> **TASK**: Lines with "screenshot": pull these out of the listing below.
Start of Block
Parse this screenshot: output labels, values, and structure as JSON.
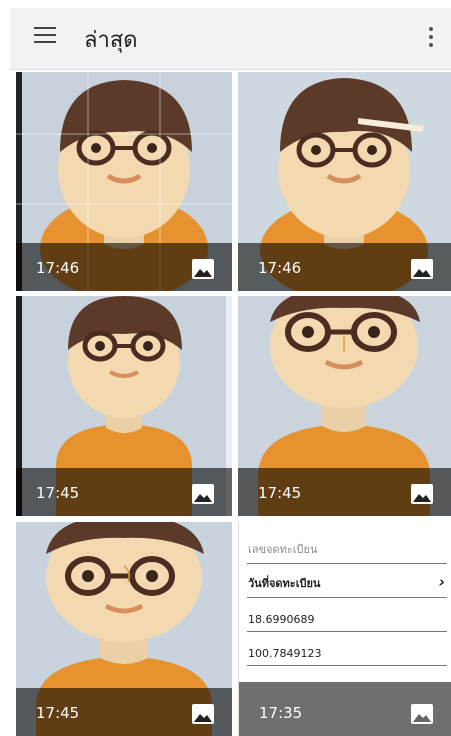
{
  "header": {
    "title": "ล่าสุด",
    "menu_icon": "hamburger-menu-icon",
    "overflow_icon": "more-vert-icon"
  },
  "tiles": [
    {
      "time": "17:46",
      "icon": "image-icon"
    },
    {
      "time": "17:46",
      "icon": "image-icon"
    },
    {
      "time": "17:45",
      "icon": "image-icon"
    },
    {
      "time": "17:45",
      "icon": "image-icon"
    },
    {
      "time": "17:45",
      "icon": "image-icon"
    },
    {
      "time": "17:35",
      "icon": "image-icon"
    }
  ],
  "form": {
    "registration_placeholder": "เลขจดทะเบียน",
    "date_label": "วันที่จดทะเบียน",
    "latitude": "18.6990689",
    "longitude": "100.7849123"
  },
  "colors": {
    "appbar": "#f2f2f2",
    "overlay": "#000000",
    "hair": "#5b3a2a",
    "skin": "#f2d9b0",
    "shirt": "#e6922f",
    "background": "#c9d3dd"
  }
}
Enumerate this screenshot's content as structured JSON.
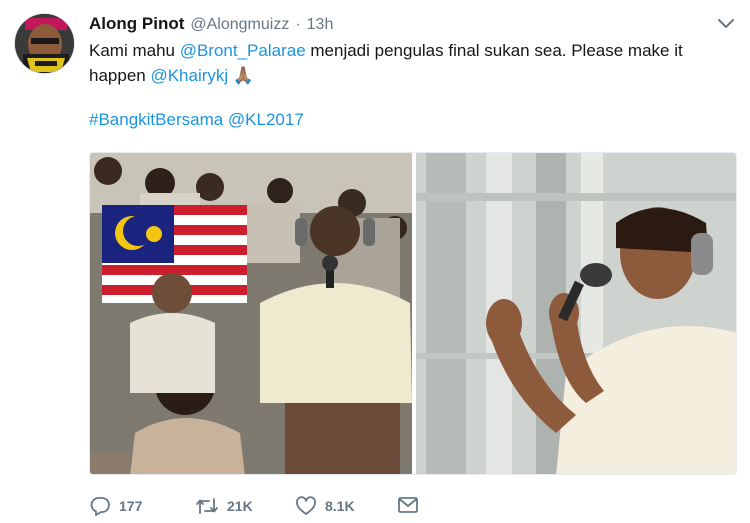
{
  "tweet": {
    "display_name": "Along Pinot",
    "handle": "@Alongmuizz",
    "separator": "·",
    "time": "13h",
    "text": {
      "line1_prefix": "Kami mahu ",
      "line1_mention": "@Bront_Palarae",
      "line1_suffix": " menjadi pengulas final sukan sea. Please make it",
      "line2_prefix": "happen ",
      "line2_mention": "@Khairykj",
      "line2_emoji": "🙏🏽",
      "line3_hashtag": "#BangkitBersama",
      "line3_space": " ",
      "line3_mention": "@KL2017"
    }
  },
  "actions": {
    "reply_count": "177",
    "retweet_count": "21K",
    "like_count": "8.1K"
  },
  "icons": {
    "caret": "chevron-down-icon",
    "reply": "reply-icon",
    "retweet": "retweet-icon",
    "like": "heart-icon",
    "dm": "envelope-icon"
  },
  "colors": {
    "link": "#1b95e0",
    "secondary_text": "#657786",
    "primary_text": "#14171a"
  }
}
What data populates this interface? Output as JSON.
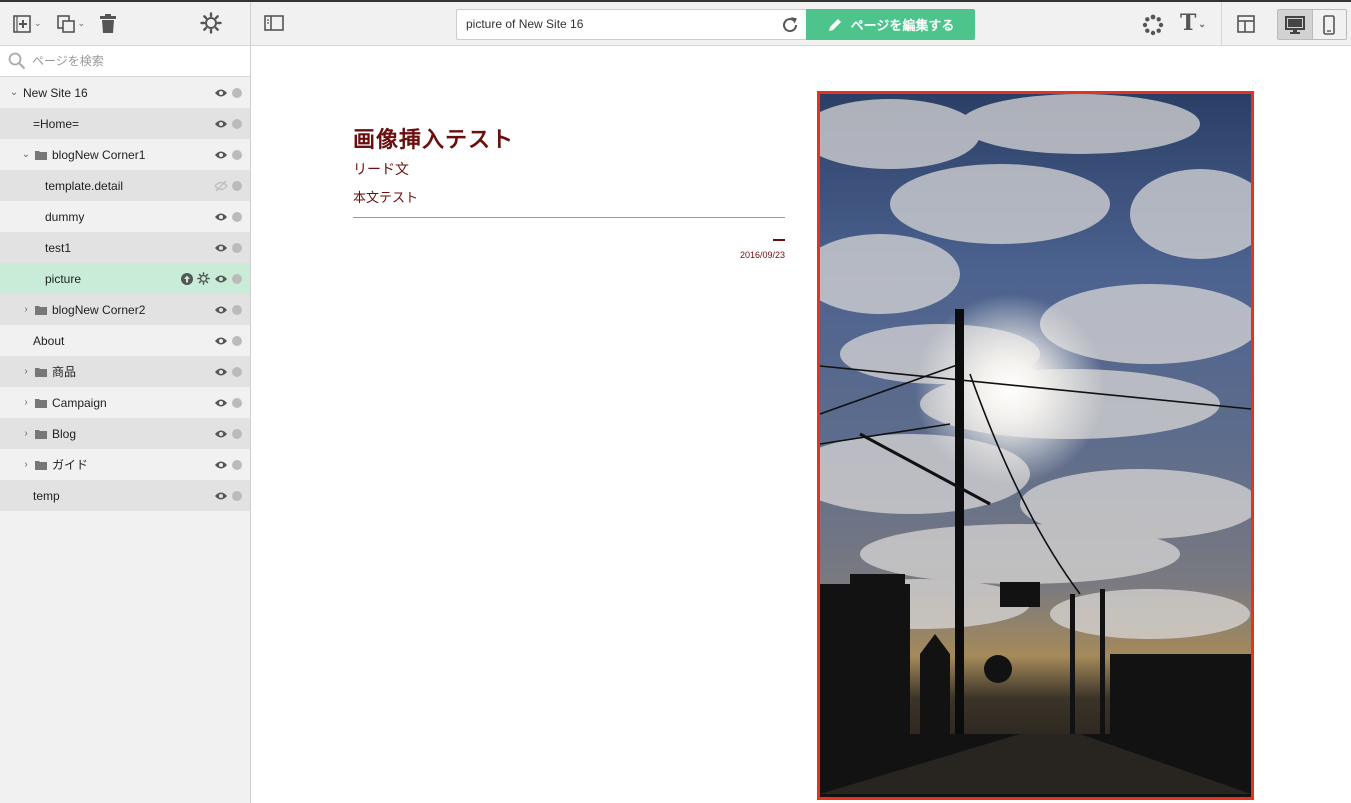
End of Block
> **ANSWER BELOW**:
Parse this screenshot: output labels, values, and structure as JSON.
Enumerate this screenshot's content as structured JSON.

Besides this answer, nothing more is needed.